Today’s post will be a bit different than usual. We will be looking at the Bragan nuptial rite as found in an early 16th century rituale. The current post will limit itself to describing the rite and prayers contained therein; commentary on it may come in a future post.
The Nuptial rite, according to the Rituale Romanum, as it currently exists, is very stark in comparison to its non-Roman counterparts (might one be inclined to qualify its starkness as “noble simplicity”?). Yet we know that this was not always so. In a 9th century letter from Pope Nicholas I to Boris I of Bulgaria, in which the latter had inquired of the Pope on several subjects, we find that there were more elements to the nuptial rite [emphasis mine]:
“We shall strive, while avoiding a wordy style, to show you that the custom, which you say the Greeks maintain in their marital unions, recalls in small ways the custom which the Roman Church received in antiquity and still maintains in unions of this sort. Now then, our men and women do not wear upon their heads a band of gold, silver, or some other metal when they contract a marriage pact. Instead, after the betrothal is celebrated — which is the promised pact of future marriage made with the consent of both those who contract the pact and those under whose power they are — the betrothed man joins the bride to himself with vows through the finger marked by him with the ring of faith and the betrothed man hands over to her a dowry (dos) pleasing to both people along with a document containing this agreement in the presence of those invited by both parties. Then, either soon after or at an appropriate time, namely in order that no such thing be presumed to be done before the time defined by law, both are brought to the wedding. First, they are stationed by the hand of the priest in the church of the Lord along with offerings which they should offer to God and so at last they receive the blessing and the celestial veil, on the model, namely, of the Lord who, after placing the first people in paradise, said to them: Increase and multiply, etc. [Gen.1:38] Tobias, before he had come together with his wife, is also described as having prayed to God with this same prayer.[cf.Tobit 8:4] The person who passes into a second marriage, however, does not receive this veil. When they leave the church after this, they wear crowns on their heads, which are always kept by custom in the church. And so, after the wedding is celebrated, they are directed to lead their own life with God disposing over the rest. These are the wedding vows, these are the solemn agreements of married people, as well as those which at present do not come to mind. But we do not claim that it is a sin if all of these things do not occur in a marriage agreement, as you say the Greeks told you, especially since so great a lack of wealth usually oppresses people that it offers them no help in preparing these things. And for this reason, according to the laws, the consent alone of those whose union is at issue, is enough [to make a marriage]. Yet if this consent alone is perchance lacking in the wedding, all the rest, even if it is consummated with intercourse itself, is in vain, as the great teacher John Chrysostom attests, who says: Not intercourse but will makes marriage.”

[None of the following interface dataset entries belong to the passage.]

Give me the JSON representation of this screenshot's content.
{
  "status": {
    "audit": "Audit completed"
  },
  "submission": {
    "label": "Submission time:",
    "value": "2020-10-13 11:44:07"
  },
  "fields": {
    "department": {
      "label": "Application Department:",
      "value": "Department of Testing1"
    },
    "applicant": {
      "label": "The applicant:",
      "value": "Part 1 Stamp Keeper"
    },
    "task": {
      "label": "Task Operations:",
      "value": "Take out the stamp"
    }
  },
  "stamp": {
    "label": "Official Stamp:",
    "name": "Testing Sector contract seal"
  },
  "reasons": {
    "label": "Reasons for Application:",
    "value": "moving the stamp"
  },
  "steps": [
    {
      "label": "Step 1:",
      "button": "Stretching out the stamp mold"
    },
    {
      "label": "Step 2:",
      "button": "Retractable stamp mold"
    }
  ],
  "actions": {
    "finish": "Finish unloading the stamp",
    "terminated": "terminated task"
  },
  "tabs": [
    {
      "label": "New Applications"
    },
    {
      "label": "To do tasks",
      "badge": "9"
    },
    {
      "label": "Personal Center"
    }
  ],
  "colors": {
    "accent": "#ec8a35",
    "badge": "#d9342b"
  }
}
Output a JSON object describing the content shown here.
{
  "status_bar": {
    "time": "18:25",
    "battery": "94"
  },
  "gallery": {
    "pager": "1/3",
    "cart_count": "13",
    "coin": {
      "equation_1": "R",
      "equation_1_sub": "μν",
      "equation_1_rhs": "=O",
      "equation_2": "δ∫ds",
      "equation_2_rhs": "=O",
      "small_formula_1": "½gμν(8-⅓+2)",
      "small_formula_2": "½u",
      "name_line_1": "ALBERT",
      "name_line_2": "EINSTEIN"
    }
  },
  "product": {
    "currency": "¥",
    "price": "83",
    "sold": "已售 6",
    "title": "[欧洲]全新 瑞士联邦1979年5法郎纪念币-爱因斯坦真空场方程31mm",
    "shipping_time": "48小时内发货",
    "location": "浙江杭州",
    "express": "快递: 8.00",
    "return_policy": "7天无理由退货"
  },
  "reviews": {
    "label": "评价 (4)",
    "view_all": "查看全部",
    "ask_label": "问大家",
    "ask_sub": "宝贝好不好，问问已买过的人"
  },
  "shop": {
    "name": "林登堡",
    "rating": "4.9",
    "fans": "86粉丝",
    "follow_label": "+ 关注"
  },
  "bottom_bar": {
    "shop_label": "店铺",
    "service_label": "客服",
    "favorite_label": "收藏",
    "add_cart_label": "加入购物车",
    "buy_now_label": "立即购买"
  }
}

In this letter we see five elements: ring; dowry; blessing; veil; crowns. Currently, only the ring and the blessing survives in the Roman rite.

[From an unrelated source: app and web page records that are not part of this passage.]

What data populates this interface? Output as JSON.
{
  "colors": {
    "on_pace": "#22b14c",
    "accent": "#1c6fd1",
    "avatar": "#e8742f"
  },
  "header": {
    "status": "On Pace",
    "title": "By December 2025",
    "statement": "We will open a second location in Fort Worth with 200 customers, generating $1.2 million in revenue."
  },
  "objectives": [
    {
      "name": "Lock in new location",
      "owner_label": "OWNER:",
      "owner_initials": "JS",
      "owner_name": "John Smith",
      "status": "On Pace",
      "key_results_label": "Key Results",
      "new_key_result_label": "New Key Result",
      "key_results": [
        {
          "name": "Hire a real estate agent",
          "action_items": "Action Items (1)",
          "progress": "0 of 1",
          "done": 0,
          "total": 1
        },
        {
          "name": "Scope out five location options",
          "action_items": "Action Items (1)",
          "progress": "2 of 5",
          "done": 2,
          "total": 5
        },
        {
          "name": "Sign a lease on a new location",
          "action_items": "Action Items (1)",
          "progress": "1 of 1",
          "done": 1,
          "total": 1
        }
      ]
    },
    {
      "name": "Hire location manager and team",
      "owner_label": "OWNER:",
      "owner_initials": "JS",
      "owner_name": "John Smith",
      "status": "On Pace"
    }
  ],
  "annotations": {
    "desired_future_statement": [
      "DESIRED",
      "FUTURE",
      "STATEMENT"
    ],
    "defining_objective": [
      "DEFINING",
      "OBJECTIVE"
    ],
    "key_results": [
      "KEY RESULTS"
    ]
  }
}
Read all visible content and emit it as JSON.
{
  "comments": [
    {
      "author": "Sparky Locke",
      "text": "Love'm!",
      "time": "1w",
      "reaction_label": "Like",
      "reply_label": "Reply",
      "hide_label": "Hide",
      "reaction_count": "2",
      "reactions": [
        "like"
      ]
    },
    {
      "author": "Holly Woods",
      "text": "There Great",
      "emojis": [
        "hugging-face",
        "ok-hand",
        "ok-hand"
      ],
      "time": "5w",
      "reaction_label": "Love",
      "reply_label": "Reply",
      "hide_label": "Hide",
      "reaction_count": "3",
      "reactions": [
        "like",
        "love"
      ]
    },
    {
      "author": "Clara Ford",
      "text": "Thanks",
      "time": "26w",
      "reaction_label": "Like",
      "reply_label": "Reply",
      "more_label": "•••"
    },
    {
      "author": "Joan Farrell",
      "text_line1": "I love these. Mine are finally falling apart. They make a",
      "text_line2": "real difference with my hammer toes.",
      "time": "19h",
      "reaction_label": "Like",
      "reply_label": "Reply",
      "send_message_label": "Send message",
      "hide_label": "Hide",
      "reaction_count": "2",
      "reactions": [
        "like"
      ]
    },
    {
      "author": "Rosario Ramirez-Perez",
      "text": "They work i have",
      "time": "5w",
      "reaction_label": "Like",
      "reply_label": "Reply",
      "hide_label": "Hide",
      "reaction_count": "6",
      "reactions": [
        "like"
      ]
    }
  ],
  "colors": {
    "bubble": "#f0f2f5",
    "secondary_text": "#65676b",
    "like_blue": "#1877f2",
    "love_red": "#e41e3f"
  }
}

The medieval Latin church was one of liturgical pluralism (even if at times there was a fraught relationship between rites/uses), with each primatial see having their own use/rite, not to mention religious orders. This liturgical plurality continued to exist well after the issue of the bull Quod Primum, though certain uses began to die out for reasons that do not concern us here. Of the elements mentioned in Pope Nicholas’ letter we find at least four of them in a number of medieval uses, particularly those of Salisbury, Braga, and some French dioceses; Spain maintained them as well, via influence from the Mozarabic rite. Continue reading